ABOUT THIS EXERCISE. Would you copy all lines in the data that contain the word "enhance"?

----- EXERCISE INPUTS

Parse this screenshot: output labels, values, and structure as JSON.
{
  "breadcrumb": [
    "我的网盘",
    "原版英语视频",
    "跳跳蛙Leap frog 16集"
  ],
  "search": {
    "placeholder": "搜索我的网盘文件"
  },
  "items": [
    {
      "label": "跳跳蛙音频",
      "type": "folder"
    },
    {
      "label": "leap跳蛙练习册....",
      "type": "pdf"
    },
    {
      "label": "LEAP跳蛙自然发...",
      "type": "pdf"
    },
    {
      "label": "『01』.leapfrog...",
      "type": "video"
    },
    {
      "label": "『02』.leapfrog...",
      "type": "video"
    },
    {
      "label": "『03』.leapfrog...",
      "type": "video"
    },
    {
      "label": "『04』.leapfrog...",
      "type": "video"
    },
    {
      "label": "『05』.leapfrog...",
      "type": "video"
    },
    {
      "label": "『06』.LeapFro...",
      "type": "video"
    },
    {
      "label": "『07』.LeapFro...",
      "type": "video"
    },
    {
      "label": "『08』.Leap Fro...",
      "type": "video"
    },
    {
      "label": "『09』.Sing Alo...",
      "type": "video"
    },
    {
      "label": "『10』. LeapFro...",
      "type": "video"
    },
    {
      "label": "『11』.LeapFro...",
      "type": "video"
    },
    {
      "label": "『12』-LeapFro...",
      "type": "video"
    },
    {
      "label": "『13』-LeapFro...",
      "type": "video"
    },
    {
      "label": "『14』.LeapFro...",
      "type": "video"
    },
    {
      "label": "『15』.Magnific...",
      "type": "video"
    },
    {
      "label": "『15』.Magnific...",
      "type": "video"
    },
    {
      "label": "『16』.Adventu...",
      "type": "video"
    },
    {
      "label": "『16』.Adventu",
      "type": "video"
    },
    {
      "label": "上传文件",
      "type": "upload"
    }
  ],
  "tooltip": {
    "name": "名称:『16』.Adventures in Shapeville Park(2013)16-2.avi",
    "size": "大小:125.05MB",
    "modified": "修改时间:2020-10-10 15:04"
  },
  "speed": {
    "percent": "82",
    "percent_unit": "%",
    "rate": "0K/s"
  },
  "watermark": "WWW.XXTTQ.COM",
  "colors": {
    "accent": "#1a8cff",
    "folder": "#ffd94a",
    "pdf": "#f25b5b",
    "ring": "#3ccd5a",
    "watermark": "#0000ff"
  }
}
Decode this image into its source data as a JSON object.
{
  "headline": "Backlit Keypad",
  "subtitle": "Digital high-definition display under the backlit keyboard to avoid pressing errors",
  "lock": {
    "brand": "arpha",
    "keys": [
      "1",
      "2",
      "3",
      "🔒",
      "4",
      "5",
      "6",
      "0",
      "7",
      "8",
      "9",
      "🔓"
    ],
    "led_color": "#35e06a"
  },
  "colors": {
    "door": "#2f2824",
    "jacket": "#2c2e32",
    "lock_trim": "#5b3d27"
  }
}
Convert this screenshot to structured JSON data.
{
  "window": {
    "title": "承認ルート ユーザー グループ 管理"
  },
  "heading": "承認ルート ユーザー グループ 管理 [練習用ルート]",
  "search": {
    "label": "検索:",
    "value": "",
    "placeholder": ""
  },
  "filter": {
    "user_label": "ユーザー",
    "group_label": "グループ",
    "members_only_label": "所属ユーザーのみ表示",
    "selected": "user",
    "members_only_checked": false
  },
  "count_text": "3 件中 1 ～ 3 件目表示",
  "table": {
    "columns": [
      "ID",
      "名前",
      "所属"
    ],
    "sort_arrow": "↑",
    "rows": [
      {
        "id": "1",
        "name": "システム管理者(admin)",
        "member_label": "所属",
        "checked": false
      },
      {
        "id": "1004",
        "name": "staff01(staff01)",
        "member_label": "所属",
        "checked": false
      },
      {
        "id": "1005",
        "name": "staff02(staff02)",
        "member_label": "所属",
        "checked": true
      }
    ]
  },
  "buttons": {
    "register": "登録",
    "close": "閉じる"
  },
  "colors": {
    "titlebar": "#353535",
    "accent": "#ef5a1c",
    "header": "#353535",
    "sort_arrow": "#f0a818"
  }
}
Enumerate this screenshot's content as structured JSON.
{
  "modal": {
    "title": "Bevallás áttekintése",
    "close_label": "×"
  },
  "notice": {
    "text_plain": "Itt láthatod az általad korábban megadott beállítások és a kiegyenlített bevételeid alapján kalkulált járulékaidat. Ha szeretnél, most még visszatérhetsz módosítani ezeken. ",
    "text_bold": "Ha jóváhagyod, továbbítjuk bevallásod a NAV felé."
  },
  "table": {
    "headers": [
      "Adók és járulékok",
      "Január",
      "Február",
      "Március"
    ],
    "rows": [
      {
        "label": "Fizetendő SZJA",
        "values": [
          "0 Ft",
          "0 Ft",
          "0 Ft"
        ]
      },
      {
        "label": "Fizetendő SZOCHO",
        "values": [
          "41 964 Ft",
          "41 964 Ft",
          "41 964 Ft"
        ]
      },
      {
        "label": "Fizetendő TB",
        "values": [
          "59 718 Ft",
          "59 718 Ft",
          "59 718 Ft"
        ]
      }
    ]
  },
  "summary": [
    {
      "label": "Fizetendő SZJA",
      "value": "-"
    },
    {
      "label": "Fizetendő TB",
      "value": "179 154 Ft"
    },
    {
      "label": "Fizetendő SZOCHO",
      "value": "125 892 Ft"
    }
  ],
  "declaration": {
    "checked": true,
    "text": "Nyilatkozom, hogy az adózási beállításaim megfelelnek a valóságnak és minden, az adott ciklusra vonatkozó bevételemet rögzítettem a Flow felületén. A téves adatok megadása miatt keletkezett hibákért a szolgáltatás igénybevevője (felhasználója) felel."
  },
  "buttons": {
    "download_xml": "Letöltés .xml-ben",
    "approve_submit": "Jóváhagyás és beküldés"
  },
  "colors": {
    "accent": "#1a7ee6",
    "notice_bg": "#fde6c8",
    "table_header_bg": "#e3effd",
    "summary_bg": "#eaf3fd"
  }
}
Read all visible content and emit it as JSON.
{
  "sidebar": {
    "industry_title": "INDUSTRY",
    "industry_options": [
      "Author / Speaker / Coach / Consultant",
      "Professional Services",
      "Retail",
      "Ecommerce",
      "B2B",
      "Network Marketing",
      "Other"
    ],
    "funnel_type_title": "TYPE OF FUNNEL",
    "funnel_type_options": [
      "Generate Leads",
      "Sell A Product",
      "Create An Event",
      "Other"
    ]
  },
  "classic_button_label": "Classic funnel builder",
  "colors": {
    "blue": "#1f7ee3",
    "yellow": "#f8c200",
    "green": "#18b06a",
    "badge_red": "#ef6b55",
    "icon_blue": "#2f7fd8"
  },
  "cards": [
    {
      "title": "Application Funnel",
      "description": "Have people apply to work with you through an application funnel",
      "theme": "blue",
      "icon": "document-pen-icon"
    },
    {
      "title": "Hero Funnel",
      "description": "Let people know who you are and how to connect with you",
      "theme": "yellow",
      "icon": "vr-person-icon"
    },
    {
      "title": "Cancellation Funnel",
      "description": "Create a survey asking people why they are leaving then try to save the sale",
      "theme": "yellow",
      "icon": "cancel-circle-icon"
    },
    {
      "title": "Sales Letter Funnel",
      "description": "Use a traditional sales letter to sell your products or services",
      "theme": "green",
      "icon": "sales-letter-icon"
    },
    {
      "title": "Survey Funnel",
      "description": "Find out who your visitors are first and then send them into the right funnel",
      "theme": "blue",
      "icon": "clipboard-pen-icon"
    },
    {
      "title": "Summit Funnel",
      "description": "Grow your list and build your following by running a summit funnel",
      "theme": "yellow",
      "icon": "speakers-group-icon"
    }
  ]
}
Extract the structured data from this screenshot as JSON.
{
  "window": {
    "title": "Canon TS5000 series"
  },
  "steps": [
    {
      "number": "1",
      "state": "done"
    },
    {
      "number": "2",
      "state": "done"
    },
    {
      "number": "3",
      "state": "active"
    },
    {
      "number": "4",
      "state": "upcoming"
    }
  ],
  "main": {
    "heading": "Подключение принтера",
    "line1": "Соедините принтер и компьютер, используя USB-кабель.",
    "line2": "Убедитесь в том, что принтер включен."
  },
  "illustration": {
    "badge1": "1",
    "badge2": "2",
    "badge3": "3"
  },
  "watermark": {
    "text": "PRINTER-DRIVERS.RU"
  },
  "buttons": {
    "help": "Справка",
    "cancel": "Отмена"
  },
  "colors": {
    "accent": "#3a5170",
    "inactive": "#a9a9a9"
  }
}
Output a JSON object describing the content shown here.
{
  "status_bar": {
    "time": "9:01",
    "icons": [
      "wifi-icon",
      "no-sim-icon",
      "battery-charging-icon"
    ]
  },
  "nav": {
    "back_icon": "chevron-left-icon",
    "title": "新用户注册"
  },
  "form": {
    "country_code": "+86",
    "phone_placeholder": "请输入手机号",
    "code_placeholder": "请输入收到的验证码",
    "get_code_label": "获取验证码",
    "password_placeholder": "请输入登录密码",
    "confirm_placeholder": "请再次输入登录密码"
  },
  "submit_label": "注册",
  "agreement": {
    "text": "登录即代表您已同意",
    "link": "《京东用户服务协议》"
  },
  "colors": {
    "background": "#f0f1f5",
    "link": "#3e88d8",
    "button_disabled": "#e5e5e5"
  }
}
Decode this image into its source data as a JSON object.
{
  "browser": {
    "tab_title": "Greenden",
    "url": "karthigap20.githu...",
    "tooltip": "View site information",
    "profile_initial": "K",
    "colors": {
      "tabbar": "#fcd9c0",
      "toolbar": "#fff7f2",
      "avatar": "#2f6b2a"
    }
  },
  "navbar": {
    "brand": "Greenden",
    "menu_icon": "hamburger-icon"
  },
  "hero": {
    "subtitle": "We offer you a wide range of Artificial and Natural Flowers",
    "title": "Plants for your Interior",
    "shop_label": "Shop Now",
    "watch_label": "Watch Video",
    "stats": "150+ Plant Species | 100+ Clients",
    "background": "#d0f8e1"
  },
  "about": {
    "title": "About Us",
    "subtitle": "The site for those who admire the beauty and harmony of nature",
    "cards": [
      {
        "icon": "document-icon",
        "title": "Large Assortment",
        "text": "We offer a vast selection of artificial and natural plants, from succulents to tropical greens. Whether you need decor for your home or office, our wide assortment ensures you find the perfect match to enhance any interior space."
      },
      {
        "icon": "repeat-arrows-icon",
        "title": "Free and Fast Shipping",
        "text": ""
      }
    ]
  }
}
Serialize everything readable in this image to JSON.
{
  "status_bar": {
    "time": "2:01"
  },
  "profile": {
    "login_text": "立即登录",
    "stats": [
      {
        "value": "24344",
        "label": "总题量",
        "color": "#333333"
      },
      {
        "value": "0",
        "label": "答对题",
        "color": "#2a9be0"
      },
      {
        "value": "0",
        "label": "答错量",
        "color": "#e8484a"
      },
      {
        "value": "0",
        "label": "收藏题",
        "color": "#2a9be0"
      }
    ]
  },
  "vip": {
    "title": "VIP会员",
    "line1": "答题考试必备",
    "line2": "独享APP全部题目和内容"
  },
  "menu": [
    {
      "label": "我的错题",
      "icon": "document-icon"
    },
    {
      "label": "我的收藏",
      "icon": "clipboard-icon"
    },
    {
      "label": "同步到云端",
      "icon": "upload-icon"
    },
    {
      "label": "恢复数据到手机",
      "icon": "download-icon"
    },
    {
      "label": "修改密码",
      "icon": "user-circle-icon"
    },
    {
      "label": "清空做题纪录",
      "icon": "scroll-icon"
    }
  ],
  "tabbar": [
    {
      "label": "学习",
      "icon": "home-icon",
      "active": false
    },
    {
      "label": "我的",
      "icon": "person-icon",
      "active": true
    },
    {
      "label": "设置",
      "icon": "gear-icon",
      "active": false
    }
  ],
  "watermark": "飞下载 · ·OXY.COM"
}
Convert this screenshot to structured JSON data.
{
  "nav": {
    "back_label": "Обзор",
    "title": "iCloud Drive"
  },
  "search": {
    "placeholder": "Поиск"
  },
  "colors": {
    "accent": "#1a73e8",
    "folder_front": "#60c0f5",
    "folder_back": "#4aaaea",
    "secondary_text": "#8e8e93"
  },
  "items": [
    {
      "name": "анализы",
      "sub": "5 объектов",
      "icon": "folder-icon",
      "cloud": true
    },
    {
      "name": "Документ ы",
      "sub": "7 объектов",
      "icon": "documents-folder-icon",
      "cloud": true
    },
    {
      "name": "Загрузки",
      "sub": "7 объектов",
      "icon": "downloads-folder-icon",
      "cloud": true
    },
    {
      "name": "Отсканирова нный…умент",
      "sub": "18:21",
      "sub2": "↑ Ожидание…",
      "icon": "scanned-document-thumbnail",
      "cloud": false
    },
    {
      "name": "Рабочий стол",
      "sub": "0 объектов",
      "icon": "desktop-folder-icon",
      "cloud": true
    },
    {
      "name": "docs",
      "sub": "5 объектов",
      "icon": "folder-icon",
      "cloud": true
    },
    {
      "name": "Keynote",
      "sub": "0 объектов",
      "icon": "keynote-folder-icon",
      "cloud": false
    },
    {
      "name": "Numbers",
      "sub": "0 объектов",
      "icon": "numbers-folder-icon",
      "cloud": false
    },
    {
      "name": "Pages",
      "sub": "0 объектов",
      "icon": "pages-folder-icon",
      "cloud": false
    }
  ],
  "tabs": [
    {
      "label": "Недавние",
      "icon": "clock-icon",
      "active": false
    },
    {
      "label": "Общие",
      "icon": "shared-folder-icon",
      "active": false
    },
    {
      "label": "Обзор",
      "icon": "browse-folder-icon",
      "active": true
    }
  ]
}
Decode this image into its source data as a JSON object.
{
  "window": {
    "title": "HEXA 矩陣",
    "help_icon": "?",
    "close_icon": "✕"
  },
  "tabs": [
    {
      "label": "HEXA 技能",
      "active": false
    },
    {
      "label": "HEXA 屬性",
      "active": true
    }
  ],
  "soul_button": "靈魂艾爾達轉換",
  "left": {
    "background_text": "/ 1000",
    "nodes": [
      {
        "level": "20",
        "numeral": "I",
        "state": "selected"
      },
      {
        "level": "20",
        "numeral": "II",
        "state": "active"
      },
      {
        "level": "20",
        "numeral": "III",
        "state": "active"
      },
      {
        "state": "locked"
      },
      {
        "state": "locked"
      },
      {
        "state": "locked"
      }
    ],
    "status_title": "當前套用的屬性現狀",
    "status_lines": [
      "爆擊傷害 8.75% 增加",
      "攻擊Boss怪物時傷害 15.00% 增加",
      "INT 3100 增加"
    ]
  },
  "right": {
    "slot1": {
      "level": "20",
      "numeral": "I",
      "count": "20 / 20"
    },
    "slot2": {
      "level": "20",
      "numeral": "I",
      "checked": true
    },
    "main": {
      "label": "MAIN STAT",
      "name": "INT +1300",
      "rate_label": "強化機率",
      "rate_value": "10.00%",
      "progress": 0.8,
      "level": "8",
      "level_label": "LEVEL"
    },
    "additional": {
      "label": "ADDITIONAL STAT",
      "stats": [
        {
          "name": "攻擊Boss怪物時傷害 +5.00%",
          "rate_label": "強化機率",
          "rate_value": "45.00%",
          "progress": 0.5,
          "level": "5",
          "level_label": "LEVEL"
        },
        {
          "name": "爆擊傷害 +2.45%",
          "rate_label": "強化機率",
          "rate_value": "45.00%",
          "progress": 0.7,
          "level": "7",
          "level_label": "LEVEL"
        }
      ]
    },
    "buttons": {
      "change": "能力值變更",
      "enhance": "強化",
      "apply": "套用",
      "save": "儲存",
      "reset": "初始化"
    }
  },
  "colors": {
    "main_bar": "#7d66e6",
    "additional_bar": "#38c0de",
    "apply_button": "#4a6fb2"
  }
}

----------

EXERCISE ANSWER.
        "text": "We offer a vast selection of artificial and natural plants, from succulents to tropical greens. Whether you need decor for your home or office, our wide assortment ensures you find the perfect match to enhance any interior space."
      "enhance": "強化",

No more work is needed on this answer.